Abraham Gesner, geologist, author, chemist, inventor (b near Cornwallis, NS 2 May 1797; d at Halifax, NS 29 Apr 1864). Gesner invented kerosene oil and, because of his patents for distilling bituminous material, was a founder of the modern Petroleum Industry. He studied, described and mapped the distribution of rock formations in Nova Scotia, New Brunswick and Prince Edward Island. His father, Col Henry Gesner, was exiled from a large farm in New York State and moved to the Annapolis Valley.
After elementary schooling in Nova Scotia, Abraham enrolled as a medical student in London, England, in 1825, and graduated as a physician and surgeon. He returned to Parrsboro, NS, and began a medical practice and also continued to explore the province by boat, on horseback and on foot. He moved to Saint John, NB, 1838, and his five annual reports on the Geology of New Brunswick (1839-43) established him as the first government geologist in a British colony. During this time he rediscovered the veins of solid Bitumen in Albert County, which he used in experiments in distillation. His collection of specimens from New Brunswick traces his survey work across the province and comprises the second oldest "geological survey" collection in the British Empire. His Nova Scotia and New Brunswick collections, specimens obtained from geologists in New England and Europe, as well as specimens and artifacts brought to Saint John by ship captains, were combined to establish one of the first natural history museums in Canada. His private museum opened to the public in 1842 in Saint John, NB. Financial troubles forced Gesner to relinquish his collection to creditors and by 1846 "Gesner's Museum" was incorporated into the Mechanics' Institute museum in Saint John. Gesner returned to Nova Scotia in 1843. Mechanics' Institute collections were donated to the Natural History Society of New Brunswick in 1890. "Gesner's Museum" is now part of the New Brunswick Museum holdings and likely represents the oldest reasonably intact geological collection in Canada.

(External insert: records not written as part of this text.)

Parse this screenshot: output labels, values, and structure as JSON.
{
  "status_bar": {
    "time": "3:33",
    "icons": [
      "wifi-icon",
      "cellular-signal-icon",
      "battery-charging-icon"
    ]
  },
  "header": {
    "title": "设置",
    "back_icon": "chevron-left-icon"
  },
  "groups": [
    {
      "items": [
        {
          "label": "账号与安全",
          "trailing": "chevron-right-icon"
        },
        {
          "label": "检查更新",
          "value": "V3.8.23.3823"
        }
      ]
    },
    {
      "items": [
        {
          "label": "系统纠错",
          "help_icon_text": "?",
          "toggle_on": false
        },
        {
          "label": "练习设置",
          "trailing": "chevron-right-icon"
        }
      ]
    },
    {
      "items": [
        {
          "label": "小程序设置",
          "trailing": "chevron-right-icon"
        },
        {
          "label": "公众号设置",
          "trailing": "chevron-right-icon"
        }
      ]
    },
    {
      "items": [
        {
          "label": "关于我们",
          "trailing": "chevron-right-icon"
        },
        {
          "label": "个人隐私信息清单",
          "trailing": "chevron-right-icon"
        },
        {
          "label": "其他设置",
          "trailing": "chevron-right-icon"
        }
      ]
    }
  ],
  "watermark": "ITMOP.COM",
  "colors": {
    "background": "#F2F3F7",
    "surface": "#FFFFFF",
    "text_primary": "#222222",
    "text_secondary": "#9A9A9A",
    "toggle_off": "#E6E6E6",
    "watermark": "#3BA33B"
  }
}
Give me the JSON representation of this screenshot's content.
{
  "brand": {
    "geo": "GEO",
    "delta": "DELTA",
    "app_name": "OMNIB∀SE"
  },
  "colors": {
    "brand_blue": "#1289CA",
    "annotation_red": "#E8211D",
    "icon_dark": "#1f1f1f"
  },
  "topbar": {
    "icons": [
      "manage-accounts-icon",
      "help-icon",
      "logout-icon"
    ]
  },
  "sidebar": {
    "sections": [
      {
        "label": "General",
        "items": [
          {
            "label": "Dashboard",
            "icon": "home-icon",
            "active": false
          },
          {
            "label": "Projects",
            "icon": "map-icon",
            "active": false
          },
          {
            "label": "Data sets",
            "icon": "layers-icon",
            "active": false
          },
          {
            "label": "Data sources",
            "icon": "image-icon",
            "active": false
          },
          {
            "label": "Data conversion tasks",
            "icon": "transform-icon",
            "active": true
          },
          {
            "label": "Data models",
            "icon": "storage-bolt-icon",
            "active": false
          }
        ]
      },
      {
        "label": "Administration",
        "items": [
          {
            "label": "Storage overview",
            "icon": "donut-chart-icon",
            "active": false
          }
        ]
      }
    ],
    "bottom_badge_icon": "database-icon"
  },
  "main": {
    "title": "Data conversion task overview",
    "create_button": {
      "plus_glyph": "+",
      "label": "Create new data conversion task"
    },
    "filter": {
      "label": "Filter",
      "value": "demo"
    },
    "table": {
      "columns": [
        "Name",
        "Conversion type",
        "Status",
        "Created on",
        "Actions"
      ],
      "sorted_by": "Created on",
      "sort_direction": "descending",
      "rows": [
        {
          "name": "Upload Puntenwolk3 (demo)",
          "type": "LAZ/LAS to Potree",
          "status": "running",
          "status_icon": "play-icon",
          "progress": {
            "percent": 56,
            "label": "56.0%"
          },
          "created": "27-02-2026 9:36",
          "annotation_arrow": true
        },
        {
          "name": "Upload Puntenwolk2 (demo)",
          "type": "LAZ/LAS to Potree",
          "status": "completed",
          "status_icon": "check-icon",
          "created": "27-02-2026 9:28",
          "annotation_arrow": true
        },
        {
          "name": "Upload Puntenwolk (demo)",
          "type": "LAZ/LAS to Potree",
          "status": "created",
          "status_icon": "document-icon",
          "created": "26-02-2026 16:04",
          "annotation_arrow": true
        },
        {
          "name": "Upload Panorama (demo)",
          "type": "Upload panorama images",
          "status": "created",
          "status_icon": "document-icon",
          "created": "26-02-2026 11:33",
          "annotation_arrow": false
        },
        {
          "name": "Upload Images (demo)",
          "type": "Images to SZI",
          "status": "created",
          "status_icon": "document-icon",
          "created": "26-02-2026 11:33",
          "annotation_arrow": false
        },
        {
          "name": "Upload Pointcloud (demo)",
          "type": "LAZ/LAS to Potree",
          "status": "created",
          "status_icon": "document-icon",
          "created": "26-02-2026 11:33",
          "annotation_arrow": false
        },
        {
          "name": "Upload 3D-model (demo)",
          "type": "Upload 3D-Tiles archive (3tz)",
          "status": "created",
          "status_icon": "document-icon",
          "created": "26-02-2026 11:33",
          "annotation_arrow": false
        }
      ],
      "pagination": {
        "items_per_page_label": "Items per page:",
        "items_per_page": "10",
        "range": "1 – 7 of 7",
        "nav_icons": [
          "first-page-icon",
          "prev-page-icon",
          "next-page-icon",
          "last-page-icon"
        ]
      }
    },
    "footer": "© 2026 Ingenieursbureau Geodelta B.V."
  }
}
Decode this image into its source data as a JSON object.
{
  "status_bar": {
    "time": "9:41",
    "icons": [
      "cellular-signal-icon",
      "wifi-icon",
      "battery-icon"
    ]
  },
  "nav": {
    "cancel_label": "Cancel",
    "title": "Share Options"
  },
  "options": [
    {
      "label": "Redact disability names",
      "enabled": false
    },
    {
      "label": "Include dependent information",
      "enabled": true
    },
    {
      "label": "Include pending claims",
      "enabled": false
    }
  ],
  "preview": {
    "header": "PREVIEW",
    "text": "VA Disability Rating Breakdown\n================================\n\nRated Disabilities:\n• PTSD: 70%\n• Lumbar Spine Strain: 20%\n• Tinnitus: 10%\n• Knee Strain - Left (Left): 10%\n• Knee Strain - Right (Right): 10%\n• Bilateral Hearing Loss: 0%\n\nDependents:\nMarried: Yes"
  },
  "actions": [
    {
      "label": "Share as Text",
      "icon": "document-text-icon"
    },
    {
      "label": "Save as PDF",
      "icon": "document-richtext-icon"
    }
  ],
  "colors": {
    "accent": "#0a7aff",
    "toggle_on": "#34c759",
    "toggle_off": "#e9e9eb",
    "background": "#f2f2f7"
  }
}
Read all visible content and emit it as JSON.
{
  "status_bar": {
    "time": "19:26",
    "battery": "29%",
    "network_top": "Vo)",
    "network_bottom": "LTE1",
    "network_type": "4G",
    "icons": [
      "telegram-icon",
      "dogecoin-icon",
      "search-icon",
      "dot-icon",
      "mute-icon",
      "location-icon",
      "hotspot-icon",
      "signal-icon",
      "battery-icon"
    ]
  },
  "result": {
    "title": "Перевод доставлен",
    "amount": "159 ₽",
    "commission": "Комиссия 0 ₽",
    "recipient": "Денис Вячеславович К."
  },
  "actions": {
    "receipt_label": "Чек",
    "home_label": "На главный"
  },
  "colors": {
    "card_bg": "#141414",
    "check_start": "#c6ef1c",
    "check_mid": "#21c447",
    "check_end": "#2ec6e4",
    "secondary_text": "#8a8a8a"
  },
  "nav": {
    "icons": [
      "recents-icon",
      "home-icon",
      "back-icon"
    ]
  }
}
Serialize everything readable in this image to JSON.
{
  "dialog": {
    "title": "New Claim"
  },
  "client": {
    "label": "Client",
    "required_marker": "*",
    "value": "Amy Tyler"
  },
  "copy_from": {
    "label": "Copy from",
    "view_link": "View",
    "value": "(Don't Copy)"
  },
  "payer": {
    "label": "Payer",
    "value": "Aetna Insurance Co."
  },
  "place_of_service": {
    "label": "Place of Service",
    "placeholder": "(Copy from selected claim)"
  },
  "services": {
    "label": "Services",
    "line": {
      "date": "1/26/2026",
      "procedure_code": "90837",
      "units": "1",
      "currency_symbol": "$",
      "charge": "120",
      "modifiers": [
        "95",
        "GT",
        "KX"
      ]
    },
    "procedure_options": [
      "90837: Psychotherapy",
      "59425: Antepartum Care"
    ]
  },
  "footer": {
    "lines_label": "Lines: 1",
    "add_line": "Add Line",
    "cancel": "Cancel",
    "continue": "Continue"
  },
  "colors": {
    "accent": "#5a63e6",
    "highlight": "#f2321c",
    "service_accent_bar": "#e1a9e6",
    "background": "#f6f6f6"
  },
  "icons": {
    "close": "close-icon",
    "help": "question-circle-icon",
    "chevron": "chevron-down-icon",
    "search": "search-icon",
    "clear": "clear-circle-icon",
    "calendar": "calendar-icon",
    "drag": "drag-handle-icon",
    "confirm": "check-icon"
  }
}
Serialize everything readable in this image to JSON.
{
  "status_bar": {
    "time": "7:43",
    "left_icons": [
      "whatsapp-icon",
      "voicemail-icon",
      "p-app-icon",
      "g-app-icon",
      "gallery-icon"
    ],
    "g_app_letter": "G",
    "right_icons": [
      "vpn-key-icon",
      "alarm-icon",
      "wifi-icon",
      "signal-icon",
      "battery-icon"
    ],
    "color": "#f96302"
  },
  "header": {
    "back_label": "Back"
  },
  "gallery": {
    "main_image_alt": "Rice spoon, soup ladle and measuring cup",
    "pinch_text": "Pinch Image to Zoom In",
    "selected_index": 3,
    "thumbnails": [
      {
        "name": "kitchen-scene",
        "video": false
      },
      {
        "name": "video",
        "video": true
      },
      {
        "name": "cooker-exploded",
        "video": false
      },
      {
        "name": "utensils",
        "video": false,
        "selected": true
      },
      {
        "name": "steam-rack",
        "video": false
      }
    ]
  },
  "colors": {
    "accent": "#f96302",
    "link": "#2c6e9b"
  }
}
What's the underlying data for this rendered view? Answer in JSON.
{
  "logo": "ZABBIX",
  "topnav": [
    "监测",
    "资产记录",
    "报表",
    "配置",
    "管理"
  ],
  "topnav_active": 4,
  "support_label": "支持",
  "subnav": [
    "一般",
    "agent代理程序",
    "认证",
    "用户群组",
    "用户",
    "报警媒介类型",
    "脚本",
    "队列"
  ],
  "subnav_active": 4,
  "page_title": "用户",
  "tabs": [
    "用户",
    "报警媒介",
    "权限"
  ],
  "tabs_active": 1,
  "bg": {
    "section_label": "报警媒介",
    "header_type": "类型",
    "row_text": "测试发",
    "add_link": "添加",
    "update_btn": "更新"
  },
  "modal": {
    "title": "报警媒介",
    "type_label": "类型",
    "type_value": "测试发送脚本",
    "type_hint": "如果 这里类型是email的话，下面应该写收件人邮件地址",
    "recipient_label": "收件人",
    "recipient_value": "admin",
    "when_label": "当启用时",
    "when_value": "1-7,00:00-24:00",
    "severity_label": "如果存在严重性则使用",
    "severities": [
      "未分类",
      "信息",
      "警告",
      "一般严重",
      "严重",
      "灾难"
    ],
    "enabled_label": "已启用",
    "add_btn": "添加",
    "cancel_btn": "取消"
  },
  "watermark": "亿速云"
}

Beginning about 1846 Gesner developed experiments for distilling "coal oil" from solid hydrocarbons and coined the name "kerosene" for the lamp oil that he had perfected by 1853. He obtained patents in 1854 and a factory was set up under his guidance on Long Island, NY, to manufacture kerosene, which became standard lighting fuel in homes. In 1863 he sold his patents and returned to Halifax where he was appointed professor at Dalhousie.
Gesner wrote numerous scientific papers and reports and several books, the most important of which was A Practical Treatise on Coal, Petroleum and Other Distilled Oils (1861). His other inventions include one of the first effective wood preservatives, a process of asphalt paving for highways, briquettes made from compressed coal dust, and a machine for insulating electric wire. Imperial Oil has provided a tribute at his grave in Halifax for he did "give the world a better light."